Many of us at the National Gallery have been concerned for a long time about why you can’t see women visibly in our collection. Now, we can’t change the problems of
history but what we can do is tell that story more widely. We also feel we’ve been responding to a zeitgeist because there have been many
comments on social media about why women artists aren’t represented in the National Gallery’s collection. We want to tell a story that is a deeper one of the representation of women in art even if there are only say twenty one pictures by women artists in our collection. Women are involved in so many parts of our story and we want to celebrate and draw attention to that to empower this generation and I hope the next several as well. There are very few paintings by
women in the National Gallery because there are very few women represented, period, in the story of creative arts. And that’s because for centuries women were basically excluded from history they were excluded from positions of power and they were excluded from doing anything that enabled them to show an independent and creative voice. Female creatives in any sense were considered oddities through most of the period of history that the National Gallery’s collection

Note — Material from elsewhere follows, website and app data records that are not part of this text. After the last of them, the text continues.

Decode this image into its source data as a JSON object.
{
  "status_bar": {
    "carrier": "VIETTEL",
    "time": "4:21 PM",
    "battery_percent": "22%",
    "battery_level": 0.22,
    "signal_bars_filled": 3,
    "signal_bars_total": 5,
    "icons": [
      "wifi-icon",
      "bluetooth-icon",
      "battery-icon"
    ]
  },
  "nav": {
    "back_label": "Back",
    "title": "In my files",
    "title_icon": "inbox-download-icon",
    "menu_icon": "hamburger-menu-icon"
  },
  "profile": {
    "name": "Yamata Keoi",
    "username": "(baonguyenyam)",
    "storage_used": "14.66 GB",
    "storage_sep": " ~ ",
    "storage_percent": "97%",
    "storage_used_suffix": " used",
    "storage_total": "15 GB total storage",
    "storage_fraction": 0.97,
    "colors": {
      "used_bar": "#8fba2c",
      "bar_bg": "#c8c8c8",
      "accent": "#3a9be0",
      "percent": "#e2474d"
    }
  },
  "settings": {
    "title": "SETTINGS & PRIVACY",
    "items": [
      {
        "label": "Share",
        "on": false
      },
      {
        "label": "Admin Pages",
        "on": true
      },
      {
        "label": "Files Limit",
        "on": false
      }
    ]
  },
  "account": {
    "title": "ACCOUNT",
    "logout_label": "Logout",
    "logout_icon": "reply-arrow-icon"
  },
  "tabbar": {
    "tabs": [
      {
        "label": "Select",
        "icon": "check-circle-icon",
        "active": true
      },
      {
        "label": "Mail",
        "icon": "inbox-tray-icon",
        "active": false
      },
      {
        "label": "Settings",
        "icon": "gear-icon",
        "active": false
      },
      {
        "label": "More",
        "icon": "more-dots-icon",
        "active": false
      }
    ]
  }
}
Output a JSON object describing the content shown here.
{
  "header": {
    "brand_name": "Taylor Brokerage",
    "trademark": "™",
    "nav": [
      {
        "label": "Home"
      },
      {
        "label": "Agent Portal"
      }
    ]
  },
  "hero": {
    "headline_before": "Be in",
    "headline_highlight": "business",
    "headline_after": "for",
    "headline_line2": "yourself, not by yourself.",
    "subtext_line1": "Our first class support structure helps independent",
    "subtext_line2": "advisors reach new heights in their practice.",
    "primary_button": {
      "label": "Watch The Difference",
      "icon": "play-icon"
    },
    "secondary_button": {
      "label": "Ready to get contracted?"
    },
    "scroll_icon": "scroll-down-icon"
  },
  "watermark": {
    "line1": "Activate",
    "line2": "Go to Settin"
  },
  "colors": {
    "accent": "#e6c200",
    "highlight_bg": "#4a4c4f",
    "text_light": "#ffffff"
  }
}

looks at. I think art historians and curators are now very aware of the gender gap but that probably wasn’t the case forty or fifty years ago. What I’m really proud about here is that in this institution we’re really trying to redress this balance by telling positive stories about the women who are represented in our collection and about the other women who were involved in the production of artworks. Even though it was very hard for women to make a career in the arts some women did manage and this series of films is celebrating four women who did. Artemisia Gentileschi was a baroque painter. She was an associate of Caravaggio’s and she travelled all over Europe even as far as England. Rachel Ruysch is a really fascinating figure. Her father and mother were both involved in intellectual pursuits. She was somebody who was fascinated in the natural world. and you really get a sense of this in her extraordinarily detailed pictures of flowers. Élisabeth Vigée Le Brun was a woman with an extraordinarily turbulent life. She started off her career being the successful portraitist of Queen Marie Antoinette and she was chased out of France after the revolution. And Rosa Bonheur is another fascinating figure. Born in Bordeaux she was the daughter of a painter and she became the most famous painter of animals in the 19th century. She was really a celebrity. The recent acquisition of Artemisia is really significant for the National Gallery. She’s an artist who we’ve always wanted to represent in our collection but we also wanted to acquire this painting because it shows the artist herself and it shows her too as a powerful role model for women. In terms of tackling the gender gap issue at the National Gallery we can’t change the past but we can change how we deal with the art that we have in our collection. Look at women who commissioned great works of art. Look at the famous women who were represented in paintings and also look at those women who collected pictures and gave them to us at the National Gallery, so that everybody can enjoy. It’s really important for me personally to spread awareness about
the gender gap in art history partly because I look back to my childhood, and I loved looking at art and there were so few examples of woman I could look at too. It’s also really powerful for me now, as a mother. Particularly of my daughter. She asks me these questions. why aren’t there more women in art galleries? Why aren’t there more women dramatists? And so, I think it’s really important for all of us to be able to answer these questions for the next generation.